  • 20. Nutrient cycling through mixed farming Household litter Plant litter Farm residue C o Manure m p o s t Compost
  • 21. Nutrient cycling through compost at family level
  • 22. Good compost 14.7% (OM), 8.6% (OC)>1% (TN)0.04% (P)0.29% (K) An average HH produces about 7t/yr of compost. 1,029kg OM/ 602kg OC 77kg TN 2.7kg P 20.3kg K
  • 23. Just do or die
  • 24. Improved water supply for irrigationIntegrated watershed management results in:Re-appearance of springs and streamsMicro-irrigation through hand dug wells at household levelImproving food security by enhancing family income and nutritionAgrobiodiversity - restoredRural families are better resilient to Climate Change
  • 25. Some evidences on Sustain. AgSoil carbon stock increase (Luske and Kamp, 2009) –0.7-1.14t C/ha/year – FYM application(3t/ha)0.66t C/ha/year – long term legume experiment2.7-3.8 t C/ha/year – Compost application in the first yearsSmallholder rainfed dry/cold can sequester carbon 0.26 ±0.035 ton C/ha/year through sustainable agriculture practices (Menale
  • 26. Zero tillageIn intensive arable results in accumulation of 0.3-0.6 t C /ha/year,with mixed rotations and cover crops can accumulate 0.66-1.3 t C/ha/year.The growth rates at the humid tropics (0.2-0.5 t C/ha/yr), and in the semi-arid tropics (0.1-0.2 t C/ha/yr). Pretty and Ball (2001)
  • 27. ConclusionProjects under smallholder farming practices solve many problems through recycling of organic matterMixed farming practice is interconnecting each other and diversify means of income, survival, diversity, innovation, etc based on social problems.Landscape approach become attractive the government – satisfying allThe government policy is supportive for such projects - they coincide with the government policy and Growth and Transformation Plan, National Action Plan for Adaptation

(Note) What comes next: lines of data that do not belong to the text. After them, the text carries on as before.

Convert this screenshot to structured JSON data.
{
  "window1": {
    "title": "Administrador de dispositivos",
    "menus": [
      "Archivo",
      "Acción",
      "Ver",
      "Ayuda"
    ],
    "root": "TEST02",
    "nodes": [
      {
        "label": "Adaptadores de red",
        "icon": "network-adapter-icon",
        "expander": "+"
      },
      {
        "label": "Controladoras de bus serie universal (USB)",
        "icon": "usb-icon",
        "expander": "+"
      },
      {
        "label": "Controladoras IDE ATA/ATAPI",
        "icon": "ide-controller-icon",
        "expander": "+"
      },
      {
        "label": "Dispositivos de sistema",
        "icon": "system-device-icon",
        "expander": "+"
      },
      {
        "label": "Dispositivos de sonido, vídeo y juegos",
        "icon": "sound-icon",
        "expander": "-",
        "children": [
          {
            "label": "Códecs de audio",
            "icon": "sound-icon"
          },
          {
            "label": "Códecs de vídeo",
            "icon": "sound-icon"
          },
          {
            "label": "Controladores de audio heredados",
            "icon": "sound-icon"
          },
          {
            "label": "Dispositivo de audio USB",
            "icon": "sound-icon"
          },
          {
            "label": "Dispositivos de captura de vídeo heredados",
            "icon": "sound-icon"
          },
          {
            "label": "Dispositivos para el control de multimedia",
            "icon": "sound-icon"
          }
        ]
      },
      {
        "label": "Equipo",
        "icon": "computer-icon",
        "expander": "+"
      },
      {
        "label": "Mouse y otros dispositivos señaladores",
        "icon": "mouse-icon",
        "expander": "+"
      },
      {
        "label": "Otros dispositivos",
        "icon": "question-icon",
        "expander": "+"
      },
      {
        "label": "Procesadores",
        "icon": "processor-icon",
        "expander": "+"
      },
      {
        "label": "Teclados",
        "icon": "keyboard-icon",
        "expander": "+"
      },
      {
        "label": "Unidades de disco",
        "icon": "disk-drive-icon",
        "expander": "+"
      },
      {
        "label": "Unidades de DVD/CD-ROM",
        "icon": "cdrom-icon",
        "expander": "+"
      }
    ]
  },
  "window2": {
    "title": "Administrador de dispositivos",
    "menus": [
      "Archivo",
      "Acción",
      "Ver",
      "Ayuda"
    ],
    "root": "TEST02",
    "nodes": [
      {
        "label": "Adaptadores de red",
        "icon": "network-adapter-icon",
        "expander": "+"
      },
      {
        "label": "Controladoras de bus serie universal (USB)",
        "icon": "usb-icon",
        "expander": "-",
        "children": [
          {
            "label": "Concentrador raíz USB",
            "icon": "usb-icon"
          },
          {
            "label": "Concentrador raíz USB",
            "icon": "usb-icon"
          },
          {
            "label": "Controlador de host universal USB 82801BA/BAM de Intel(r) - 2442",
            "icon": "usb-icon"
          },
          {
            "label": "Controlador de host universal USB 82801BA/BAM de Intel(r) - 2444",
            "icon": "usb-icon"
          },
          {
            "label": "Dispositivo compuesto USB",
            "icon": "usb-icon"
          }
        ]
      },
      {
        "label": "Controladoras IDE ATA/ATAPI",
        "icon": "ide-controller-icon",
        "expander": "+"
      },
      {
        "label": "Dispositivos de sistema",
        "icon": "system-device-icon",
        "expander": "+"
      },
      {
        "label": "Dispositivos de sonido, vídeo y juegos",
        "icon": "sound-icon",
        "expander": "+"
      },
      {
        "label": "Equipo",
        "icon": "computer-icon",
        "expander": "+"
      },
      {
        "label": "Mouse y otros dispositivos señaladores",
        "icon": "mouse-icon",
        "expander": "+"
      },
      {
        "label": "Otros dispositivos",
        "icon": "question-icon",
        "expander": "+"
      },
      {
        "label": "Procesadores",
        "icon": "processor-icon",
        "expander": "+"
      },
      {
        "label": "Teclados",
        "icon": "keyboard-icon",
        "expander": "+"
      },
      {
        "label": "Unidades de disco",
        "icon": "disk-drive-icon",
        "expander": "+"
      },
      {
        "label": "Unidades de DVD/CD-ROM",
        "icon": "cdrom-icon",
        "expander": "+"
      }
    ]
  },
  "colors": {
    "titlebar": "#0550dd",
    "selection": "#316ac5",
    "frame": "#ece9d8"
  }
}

  • 28. RecommendationsEnough attention and respect for smallholder farming b/c it improves environment, livelihood, socialAdequate promotion, including training and follow-up in low inputs and mixed agriculture could contribute substantially to becoming food secureGovernment and Civil Society cooperation is very fundamental for scaling up/out
  • 29. Clarity – requiredWho should know the gain and loss of the Climate changeHow do we collaborate for a stronger result?Do we need to see the contribution of smallholder farming by one eye (carbon)? Why not beyond? – where is the value of biodiversity & food security?
  • 30. AcknowledgementsIt is my pleasure to extend my thanks toFarmers, experts and local authorities- Implementing such projectsSSNC- Supporting the project, this study and inviting to this meetingISD- support community projects
  • 31. Let m e try - myfather wasdoing like this.